Tucker-Boatwright festival

Asian American cinema takes center stage at film fest

February 12, 2024


A new class is giving students the rare opportunity to study Asian American cinema and meet some of its scholars and filmmakers.

“The history of Asian Americans, including film history, is not often explored in university curriculum,” said film studies professor Jessica Ka Yee Chan, who is teaching the First-Year Seminar “Hollywood and the Asian American Imagination” in conjunction with the Tucker-Boatwright Festival of Literature and the Arts.

Films such as Everything Everywhere All at Once — which won seven Oscars last year, including Best Picture have brought the spotlight to Asian Americans in recent years.

“The film industry and the global audience are much more diverse now,” Chan said. “Digital technology and the global distribution of film have changed the way we select, purchase, and view films. At the same time, we need more narratives about Asian Americans. We also need more creative talents, producers, and executives who greenlight projects that might have been considered risky in a previous era.” 

Documentary filmmaker and author Curtis Chin visited with students then took part in a  screening of Dear Corky followed by a Q&A and book signing.

Chan’s class follows the contributions of Asian Americans to Hollywood, from the silent era to the digital age, with careful attention to how this group is being portrayed. Students watch and analyze films about various journeys from Asia to America and of becoming Asian American. They can also attend Tucker-Boatright’s related lectures, which are also open to the public.

In January, author and filmmaker Curtis Chin presented his documentary, Dear Corky, about long-time New York City Chinatown photographer Corky Lee. He also spoke about his memoir, Everything I Learned, I Learned in a Chinese Restaurant, which concerns his coming of age in the ‘70s and ‘80s as the child of Chinese-American restaurateurs in Detroit.

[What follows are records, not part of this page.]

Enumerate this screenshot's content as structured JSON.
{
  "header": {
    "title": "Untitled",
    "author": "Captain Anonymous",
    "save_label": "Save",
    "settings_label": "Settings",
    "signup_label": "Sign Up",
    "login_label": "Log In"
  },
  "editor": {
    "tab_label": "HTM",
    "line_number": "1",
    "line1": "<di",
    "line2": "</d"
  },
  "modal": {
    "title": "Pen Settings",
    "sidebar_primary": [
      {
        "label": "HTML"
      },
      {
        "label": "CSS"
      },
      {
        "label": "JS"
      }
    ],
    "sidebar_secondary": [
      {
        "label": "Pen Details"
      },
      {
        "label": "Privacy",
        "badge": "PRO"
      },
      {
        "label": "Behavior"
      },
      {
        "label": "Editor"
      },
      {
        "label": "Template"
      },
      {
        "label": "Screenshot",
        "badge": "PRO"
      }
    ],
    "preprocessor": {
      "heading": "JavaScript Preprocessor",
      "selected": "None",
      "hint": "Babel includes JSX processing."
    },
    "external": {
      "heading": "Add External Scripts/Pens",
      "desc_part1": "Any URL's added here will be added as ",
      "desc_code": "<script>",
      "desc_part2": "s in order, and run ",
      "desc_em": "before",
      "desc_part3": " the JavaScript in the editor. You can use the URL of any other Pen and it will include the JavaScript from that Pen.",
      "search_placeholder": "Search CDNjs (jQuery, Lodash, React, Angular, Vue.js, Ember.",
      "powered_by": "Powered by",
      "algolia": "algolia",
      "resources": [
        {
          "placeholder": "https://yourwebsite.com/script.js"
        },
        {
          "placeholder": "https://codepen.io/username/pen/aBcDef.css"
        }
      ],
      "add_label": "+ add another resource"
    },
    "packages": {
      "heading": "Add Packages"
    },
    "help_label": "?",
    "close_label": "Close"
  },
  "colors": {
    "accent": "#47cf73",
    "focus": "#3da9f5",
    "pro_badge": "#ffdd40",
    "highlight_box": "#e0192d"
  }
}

Chan’s first-year seminar students like Nick Javier had the opportunity to go to lunch with Chin before the event. “He talked about his own experiences and his professional views on how streaming services have shaped television,” Javier said. “I found myself relating to him.”

He read Chin’s book for class. “My favorite parts in the memoir are the descriptions and scenes with his dad, as they remind me of my dad and grandfather,” said Javier, who is Filipino American. “His memoir gives a detailed experience that I think many people could relate to: Growing up and feeling different, exploring self, looking for acceptance.”